Material provided
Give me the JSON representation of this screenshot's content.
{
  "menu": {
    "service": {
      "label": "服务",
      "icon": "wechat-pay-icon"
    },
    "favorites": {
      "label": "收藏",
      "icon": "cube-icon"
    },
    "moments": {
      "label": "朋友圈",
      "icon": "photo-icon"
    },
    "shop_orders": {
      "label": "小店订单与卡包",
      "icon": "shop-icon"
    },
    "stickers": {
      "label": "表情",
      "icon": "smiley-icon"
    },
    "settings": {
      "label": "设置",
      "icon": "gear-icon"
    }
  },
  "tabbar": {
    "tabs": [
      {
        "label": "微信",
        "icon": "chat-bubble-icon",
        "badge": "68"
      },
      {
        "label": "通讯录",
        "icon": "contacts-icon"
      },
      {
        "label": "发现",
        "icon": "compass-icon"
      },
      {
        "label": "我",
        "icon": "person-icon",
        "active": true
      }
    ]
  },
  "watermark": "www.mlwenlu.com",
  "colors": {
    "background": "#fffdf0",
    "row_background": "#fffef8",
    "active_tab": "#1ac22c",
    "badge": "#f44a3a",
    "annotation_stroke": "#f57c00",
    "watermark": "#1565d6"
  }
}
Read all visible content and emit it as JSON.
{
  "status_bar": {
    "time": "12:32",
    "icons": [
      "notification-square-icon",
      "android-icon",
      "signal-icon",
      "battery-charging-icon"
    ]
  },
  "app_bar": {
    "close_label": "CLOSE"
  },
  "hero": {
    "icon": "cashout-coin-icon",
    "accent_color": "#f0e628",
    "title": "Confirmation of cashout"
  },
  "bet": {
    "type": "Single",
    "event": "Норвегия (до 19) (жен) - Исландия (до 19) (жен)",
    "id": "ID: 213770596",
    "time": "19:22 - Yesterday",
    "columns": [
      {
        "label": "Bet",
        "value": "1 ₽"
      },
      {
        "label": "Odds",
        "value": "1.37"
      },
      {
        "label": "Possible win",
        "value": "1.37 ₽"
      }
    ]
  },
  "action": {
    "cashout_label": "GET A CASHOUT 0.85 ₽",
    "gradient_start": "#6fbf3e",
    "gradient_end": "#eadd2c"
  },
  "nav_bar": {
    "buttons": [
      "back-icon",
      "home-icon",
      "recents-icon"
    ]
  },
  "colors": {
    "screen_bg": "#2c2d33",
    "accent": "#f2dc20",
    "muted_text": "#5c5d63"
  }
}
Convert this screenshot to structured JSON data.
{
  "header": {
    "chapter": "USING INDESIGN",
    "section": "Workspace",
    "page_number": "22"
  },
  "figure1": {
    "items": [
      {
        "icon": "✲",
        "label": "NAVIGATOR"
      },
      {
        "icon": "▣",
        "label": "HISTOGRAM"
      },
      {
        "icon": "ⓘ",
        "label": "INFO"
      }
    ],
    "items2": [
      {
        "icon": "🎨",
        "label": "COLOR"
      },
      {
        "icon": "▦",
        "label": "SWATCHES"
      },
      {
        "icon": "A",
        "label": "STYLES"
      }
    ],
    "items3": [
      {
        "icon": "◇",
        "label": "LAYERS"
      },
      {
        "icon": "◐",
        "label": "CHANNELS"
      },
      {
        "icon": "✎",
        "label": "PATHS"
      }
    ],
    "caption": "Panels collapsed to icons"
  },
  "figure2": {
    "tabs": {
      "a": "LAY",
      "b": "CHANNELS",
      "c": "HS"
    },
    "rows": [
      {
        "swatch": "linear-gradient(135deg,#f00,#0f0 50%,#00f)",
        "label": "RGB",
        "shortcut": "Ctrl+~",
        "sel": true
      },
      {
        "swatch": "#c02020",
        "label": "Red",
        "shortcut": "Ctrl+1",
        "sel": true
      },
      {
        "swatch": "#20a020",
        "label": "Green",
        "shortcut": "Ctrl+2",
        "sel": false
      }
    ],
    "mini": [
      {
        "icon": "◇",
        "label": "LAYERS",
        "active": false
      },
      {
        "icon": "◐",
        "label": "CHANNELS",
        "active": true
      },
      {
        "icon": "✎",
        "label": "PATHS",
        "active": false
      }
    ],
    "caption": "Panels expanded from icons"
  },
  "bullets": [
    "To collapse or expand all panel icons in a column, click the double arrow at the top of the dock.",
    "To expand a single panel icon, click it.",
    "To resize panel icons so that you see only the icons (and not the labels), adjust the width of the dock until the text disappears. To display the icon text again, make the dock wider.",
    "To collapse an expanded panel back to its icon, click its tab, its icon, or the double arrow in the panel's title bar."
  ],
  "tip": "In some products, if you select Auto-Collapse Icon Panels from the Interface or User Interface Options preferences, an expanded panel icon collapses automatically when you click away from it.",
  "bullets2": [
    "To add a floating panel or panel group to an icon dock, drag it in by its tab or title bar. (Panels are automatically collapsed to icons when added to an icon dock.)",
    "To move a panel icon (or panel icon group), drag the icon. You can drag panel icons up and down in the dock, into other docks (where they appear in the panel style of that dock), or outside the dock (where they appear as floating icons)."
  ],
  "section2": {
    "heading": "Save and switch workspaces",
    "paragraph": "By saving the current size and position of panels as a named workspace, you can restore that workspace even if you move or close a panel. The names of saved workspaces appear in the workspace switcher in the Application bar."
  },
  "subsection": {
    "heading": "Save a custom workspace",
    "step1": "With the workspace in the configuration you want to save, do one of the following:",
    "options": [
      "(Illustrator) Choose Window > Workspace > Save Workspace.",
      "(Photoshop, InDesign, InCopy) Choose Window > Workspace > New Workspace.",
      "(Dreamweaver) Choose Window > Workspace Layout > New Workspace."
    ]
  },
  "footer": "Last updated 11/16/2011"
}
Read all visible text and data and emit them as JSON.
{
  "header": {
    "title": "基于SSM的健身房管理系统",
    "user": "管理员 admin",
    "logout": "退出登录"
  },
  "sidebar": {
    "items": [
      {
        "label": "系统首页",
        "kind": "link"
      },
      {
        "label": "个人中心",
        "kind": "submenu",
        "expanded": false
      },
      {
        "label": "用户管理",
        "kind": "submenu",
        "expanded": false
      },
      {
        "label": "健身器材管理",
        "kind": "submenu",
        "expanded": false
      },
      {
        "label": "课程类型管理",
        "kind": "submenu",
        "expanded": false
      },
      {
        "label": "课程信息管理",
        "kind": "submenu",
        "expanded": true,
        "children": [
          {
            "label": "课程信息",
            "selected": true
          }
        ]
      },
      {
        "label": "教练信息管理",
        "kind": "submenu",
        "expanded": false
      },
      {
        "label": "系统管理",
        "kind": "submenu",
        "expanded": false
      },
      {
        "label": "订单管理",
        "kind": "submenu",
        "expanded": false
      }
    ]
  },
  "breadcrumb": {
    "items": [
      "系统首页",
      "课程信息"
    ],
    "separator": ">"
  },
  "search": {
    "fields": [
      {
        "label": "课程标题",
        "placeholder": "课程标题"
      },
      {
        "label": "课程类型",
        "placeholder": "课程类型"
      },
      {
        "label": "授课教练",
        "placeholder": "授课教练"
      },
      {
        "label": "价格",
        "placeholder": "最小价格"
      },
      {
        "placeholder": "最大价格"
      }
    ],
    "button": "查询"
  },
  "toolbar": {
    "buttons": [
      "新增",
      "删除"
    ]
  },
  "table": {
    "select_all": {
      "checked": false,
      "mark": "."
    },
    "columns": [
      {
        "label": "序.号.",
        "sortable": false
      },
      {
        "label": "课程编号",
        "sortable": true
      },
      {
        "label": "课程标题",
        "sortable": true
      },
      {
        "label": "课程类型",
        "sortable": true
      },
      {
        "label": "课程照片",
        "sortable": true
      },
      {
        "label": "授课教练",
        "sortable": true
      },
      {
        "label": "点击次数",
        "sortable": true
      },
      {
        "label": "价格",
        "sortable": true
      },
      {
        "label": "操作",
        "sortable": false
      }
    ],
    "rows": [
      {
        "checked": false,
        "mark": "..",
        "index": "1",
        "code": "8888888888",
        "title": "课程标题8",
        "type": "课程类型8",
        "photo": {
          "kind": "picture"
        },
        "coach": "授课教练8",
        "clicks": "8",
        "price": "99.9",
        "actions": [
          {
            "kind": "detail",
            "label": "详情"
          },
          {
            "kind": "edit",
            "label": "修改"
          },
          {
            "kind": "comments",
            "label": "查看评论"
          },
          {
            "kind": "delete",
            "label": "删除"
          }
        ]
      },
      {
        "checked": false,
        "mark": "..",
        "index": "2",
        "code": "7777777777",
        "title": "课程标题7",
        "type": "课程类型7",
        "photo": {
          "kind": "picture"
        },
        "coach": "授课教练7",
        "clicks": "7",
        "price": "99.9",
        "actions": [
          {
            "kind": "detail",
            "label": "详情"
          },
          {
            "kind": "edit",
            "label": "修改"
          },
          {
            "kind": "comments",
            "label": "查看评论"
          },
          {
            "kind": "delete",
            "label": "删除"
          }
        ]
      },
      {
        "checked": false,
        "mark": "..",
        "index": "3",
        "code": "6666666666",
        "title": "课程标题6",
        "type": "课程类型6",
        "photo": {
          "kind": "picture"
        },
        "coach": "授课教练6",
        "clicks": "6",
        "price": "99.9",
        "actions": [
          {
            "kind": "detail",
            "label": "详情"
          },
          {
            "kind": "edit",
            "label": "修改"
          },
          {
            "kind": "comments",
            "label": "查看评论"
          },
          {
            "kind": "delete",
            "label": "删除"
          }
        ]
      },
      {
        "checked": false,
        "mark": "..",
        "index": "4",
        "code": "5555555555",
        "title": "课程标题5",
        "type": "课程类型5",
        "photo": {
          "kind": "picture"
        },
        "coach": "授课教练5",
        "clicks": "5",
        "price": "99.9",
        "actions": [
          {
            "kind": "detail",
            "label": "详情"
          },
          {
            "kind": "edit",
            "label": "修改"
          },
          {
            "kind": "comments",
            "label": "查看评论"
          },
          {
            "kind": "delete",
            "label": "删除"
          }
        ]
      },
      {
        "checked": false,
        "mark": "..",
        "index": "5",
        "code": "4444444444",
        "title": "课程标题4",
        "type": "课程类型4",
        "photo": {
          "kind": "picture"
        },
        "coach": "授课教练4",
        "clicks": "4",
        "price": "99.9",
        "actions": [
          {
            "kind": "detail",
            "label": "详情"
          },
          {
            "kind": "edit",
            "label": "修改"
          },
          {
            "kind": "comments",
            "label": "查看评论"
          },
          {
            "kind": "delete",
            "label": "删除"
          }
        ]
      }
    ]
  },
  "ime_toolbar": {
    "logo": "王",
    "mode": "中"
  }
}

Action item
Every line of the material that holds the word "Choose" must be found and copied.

Response to the task
      "(Illustrator) Choose Window > Workspace > Save Workspace.",
      "(Photoshop, InDesign, InCopy) Choose Window > Workspace > New Workspace.",
      "(Dreamweaver) Choose Window > Workspace Layout > New Workspace."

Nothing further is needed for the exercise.